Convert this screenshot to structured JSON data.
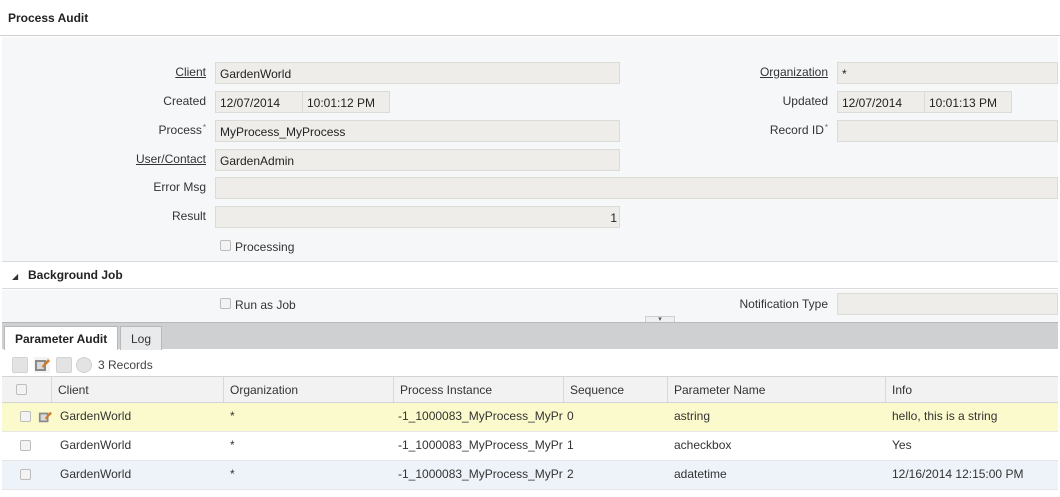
{
  "window": {
    "title": "Process Audit"
  },
  "form": {
    "client_label": "Client",
    "client_value": "GardenWorld",
    "organization_label": "Organization",
    "organization_value": "*",
    "created_label": "Created",
    "created_date": "12/07/2014",
    "created_time": "10:01:12 PM",
    "updated_label": "Updated",
    "updated_date": "12/07/2014",
    "updated_time": "10:01:13 PM",
    "process_label": "Process",
    "process_value": "MyProcess_MyProcess",
    "record_id_label": "Record ID",
    "record_id_value": "",
    "user_label": "User/Contact",
    "user_value": "GardenAdmin",
    "error_label": "Error Msg",
    "error_value": "",
    "result_label": "Result",
    "result_value": "1",
    "processing_label": "Processing",
    "required_mark": "*"
  },
  "background_job": {
    "section_title": "Background Job",
    "run_as_job_label": "Run as Job",
    "notification_type_label": "Notification Type",
    "notification_type_value": ""
  },
  "tabs": [
    {
      "label": "Parameter Audit",
      "active": true
    },
    {
      "label": "Log",
      "active": false
    }
  ],
  "toolbar": {
    "records_label": "3 Records"
  },
  "grid": {
    "columns": [
      "Client",
      "Organization",
      "Process Instance",
      "Sequence",
      "Parameter Name",
      "Info"
    ],
    "rows": [
      {
        "client": "GardenWorld",
        "organization": "*",
        "process_instance": "-1_1000083_MyProcess_MyPr",
        "sequence": "0",
        "parameter_name": "astring",
        "info": "hello, this is a string"
      },
      {
        "client": "GardenWorld",
        "organization": "*",
        "process_instance": "-1_1000083_MyProcess_MyPr",
        "sequence": "1",
        "parameter_name": "acheckbox",
        "info": "Yes"
      },
      {
        "client": "GardenWorld",
        "organization": "*",
        "process_instance": "-1_1000083_MyProcess_MyPr",
        "sequence": "2",
        "parameter_name": "adatetime",
        "info": "12/16/2014 12:15:00 PM"
      }
    ]
  },
  "colors": {
    "selected_row": "#fbfacc",
    "field_bg": "#eeede9",
    "panel_bg": "#f6f7f9",
    "tab_bar": "#cfd0d2"
  }
}
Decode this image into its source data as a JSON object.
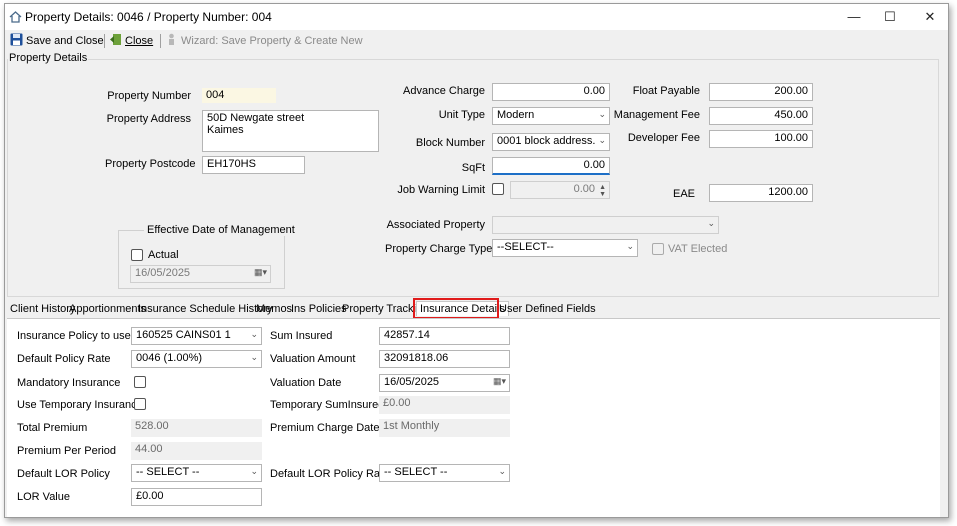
{
  "window": {
    "title": "Property Details: 0046  /  Property Number: 004",
    "minimize": "—",
    "maximize": "☐",
    "close": "✕"
  },
  "toolbar": {
    "save_close": "Save and Close",
    "close": "Close",
    "wizard": "Wizard: Save Property & Create New"
  },
  "group_label": "Property Details",
  "left": {
    "property_number_label": "Property Number",
    "property_number": "004",
    "property_address_label": "Property Address",
    "property_address": "50D Newgate street\nKaimes",
    "property_postcode_label": "Property Postcode",
    "property_postcode": "EH170HS"
  },
  "effective_date": {
    "title": "Effective Date of Management",
    "actual_label": "Actual",
    "date": "16/05/2025"
  },
  "middle": {
    "advance_charge_label": "Advance Charge",
    "advance_charge": "0.00",
    "unit_type_label": "Unit Type",
    "unit_type": "Modern",
    "block_number_label": "Block Number",
    "block_number": "0001  block address.",
    "sqft_label": "SqFt",
    "sqft": "0.00",
    "job_warning_limit_label": "Job Warning Limit",
    "job_warning_limit": "0.00",
    "associated_property_label": "Associated Property",
    "associated_property": "",
    "property_charge_type_label": "Property Charge Type",
    "property_charge_type": "--SELECT--",
    "vat_elected_label": "VAT Elected"
  },
  "right": {
    "float_payable_label": "Float Payable",
    "float_payable": "200.00",
    "management_fee_label": "Management Fee",
    "management_fee": "450.00",
    "developer_fee_label": "Developer Fee",
    "developer_fee": "100.00",
    "eae_label": "EAE",
    "eae": "1200.00"
  },
  "tabs": [
    "Client History",
    "Apportionments",
    "Insurance Schedule History",
    "Memos",
    "Ins Policies",
    "Property Tracking",
    "Insurance Details",
    "User Defined Fields"
  ],
  "active_tab": "Insurance Details",
  "insurance": {
    "policy_to_use_label": "Insurance Policy to use",
    "policy_to_use": "160525 CAINS01 1",
    "default_policy_rate_label": "Default Policy Rate",
    "default_policy_rate": "0046 (1.00%)",
    "mandatory_insurance_label": "Mandatory Insurance",
    "use_temporary_insurance_label": "Use Temporary Insurance",
    "total_premium_label": "Total Premium",
    "total_premium": "528.00",
    "premium_per_period_label": "Premium Per Period",
    "premium_per_period": "44.00",
    "default_lor_policy_label": "Default LOR Policy",
    "default_lor_policy": "-- SELECT --",
    "lor_value_label": "LOR Value",
    "lor_value": "£0.00",
    "sum_insured_label": "Sum Insured",
    "sum_insured": "42857.14",
    "valuation_amount_label": "Valuation Amount",
    "valuation_amount": "32091818.06",
    "valuation_date_label": "Valuation Date",
    "valuation_date": "16/05/2025",
    "temporary_sum_insured_label": "Temporary SumInsured",
    "temporary_sum_insured": "£0.00",
    "premium_charge_date_label": "Premium Charge Date",
    "premium_charge_date": "1st Monthly",
    "default_lor_policy_rate_label": "Default LOR Policy Rate",
    "default_lor_policy_rate": "-- SELECT --"
  },
  "colors": {
    "highlight": "#e01b1b",
    "window_bg": "#f0f0f0",
    "panel_bg": "#ffffff"
  }
}
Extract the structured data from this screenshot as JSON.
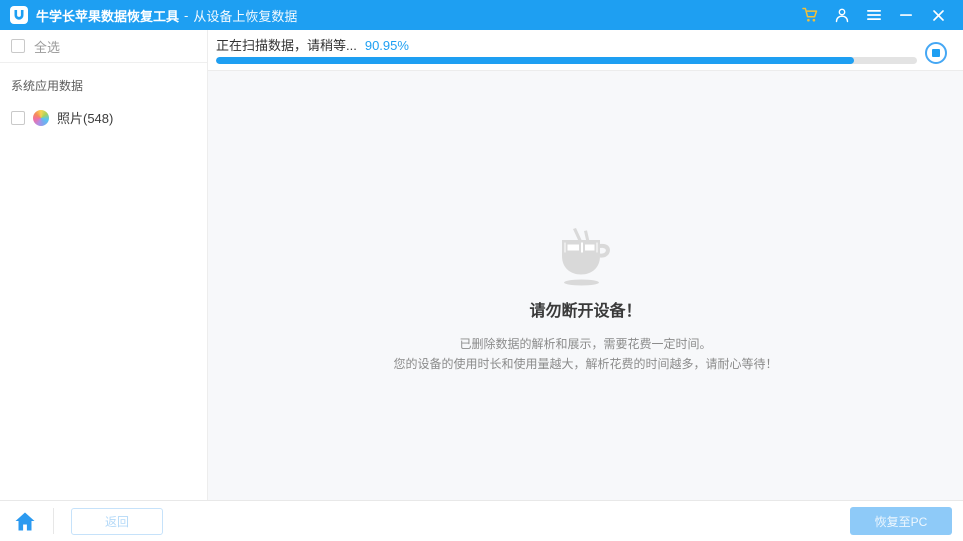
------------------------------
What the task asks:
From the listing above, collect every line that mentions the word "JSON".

Answer for the task:
Convert this screenshot to structured JSON data.
Decode this image into its source data as a JSON object.
Extract the structured data from this screenshot as JSON.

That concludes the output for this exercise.